Count every line below that contains "Layer", then give that count and nothing else.

___ DATA SHOWN

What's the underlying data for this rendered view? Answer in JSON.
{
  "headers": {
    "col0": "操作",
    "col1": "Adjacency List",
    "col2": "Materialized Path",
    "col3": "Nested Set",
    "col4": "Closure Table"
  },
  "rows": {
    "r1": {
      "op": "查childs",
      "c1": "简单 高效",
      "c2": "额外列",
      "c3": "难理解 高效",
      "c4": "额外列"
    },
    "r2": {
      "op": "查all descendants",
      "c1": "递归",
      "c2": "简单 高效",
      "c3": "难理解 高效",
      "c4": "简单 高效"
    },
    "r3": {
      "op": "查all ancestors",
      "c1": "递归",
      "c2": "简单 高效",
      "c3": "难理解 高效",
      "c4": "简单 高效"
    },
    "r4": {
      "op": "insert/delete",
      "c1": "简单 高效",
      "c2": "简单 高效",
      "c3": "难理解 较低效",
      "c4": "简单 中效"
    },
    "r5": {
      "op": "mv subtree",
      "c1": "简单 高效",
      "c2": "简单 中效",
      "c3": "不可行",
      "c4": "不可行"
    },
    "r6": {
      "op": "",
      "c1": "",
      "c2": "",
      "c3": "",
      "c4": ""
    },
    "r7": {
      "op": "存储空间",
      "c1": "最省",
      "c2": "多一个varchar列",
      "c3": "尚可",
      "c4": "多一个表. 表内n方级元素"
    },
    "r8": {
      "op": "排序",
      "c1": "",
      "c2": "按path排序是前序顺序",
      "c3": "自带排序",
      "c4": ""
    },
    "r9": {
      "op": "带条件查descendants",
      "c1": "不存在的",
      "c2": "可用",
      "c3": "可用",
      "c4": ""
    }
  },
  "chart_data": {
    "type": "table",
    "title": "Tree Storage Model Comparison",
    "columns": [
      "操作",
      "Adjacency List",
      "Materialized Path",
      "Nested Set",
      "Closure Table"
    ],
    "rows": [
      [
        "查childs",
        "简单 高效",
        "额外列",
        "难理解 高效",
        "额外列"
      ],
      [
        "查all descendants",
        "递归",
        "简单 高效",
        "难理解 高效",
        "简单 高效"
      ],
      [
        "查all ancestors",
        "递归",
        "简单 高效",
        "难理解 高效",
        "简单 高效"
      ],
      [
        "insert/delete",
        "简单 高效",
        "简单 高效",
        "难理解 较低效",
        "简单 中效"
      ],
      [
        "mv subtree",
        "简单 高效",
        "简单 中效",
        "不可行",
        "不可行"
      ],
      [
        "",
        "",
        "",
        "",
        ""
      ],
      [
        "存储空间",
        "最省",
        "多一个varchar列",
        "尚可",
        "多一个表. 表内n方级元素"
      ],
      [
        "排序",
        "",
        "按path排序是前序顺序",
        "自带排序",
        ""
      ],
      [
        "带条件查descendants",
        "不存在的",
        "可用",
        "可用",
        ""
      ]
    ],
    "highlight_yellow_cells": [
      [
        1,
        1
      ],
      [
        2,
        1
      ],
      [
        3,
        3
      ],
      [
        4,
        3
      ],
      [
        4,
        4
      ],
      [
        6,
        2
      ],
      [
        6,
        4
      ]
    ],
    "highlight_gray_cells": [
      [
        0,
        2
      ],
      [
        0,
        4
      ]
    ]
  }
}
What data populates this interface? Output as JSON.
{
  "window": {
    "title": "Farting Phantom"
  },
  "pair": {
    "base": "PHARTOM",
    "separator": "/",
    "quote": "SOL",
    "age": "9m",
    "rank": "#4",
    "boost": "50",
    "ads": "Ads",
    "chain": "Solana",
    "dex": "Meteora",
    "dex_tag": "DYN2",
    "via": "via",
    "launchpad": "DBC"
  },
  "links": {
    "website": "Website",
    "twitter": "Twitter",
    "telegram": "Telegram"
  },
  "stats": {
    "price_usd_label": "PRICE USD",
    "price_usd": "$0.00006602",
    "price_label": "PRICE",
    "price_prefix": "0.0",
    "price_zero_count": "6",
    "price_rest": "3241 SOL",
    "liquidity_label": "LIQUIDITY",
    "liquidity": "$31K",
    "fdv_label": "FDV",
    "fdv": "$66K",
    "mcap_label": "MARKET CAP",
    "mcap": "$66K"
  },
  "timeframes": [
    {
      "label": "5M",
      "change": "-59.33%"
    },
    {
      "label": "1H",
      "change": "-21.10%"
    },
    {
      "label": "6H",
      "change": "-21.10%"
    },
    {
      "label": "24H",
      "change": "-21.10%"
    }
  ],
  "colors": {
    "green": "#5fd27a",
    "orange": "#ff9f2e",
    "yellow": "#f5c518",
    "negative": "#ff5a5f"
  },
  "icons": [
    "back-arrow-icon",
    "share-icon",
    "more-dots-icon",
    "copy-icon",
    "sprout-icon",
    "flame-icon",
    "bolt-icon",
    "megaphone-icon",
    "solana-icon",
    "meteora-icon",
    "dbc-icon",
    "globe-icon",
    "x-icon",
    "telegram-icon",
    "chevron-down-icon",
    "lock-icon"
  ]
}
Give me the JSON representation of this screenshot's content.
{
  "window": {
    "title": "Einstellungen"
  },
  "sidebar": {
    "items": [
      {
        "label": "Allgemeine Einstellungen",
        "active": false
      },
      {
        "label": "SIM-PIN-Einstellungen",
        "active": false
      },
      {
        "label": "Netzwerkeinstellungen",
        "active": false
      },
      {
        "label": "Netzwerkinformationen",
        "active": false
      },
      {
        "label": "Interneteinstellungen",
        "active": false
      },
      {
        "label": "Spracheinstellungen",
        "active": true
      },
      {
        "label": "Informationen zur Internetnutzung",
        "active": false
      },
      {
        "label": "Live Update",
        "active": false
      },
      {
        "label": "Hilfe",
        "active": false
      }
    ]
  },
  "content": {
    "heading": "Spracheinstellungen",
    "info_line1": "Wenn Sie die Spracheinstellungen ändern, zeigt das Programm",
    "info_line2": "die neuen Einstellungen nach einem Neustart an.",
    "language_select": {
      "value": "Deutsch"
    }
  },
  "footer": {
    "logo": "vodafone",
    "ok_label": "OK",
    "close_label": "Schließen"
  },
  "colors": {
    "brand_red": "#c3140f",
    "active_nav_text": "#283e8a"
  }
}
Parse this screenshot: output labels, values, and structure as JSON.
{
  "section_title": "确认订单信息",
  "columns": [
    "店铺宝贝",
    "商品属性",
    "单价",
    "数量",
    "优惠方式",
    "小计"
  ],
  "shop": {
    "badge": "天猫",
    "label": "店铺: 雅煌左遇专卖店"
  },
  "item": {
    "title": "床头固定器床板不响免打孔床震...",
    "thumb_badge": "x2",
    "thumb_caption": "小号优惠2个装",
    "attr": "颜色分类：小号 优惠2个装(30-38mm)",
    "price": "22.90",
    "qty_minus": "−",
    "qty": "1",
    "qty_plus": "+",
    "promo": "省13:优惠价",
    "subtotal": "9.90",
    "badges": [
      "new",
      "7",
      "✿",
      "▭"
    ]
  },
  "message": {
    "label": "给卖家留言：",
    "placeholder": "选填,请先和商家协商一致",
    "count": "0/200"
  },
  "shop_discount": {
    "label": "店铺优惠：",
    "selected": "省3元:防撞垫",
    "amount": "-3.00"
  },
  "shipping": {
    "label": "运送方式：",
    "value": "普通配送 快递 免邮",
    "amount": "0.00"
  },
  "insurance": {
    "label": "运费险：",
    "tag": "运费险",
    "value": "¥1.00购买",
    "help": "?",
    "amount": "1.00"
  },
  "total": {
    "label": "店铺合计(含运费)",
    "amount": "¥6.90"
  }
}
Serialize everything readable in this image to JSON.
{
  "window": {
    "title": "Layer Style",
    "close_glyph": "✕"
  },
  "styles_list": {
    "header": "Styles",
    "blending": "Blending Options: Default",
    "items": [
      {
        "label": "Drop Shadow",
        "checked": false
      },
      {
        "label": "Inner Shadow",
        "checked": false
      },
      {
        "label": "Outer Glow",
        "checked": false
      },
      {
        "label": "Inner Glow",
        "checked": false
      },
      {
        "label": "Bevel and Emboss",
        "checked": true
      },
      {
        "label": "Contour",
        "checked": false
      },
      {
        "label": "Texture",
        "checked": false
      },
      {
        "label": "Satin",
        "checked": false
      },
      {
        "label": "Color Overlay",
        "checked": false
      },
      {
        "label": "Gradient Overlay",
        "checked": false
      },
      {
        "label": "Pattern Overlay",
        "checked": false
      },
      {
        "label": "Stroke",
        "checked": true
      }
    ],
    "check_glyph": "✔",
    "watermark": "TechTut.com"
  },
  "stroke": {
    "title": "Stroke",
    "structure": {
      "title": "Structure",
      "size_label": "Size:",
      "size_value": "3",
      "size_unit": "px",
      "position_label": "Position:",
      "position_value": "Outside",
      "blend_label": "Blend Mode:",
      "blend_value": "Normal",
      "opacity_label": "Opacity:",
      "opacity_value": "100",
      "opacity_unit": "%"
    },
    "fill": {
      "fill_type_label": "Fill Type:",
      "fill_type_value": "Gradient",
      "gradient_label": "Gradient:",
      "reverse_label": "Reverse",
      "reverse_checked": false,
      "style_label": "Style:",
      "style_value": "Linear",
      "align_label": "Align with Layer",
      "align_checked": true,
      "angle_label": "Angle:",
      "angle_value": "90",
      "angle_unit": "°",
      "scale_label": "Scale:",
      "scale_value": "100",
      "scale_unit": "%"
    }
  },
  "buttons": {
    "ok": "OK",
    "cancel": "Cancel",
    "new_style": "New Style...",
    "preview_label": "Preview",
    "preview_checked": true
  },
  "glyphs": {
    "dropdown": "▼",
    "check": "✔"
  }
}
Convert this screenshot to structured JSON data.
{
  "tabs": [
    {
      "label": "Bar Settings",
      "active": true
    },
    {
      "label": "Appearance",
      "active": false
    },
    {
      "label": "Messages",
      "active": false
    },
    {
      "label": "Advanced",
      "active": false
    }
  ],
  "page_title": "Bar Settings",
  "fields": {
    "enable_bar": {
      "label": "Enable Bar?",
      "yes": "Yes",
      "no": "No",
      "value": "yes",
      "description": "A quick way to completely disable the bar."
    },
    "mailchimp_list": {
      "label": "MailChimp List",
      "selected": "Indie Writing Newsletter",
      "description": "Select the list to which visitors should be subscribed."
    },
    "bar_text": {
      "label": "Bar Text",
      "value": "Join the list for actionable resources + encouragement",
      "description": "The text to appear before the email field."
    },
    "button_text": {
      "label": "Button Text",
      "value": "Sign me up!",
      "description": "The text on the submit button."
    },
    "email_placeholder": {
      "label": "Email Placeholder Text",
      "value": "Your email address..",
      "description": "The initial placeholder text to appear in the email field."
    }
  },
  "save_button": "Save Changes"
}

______

» SOLUTION FOR THIS EXERCISE: 2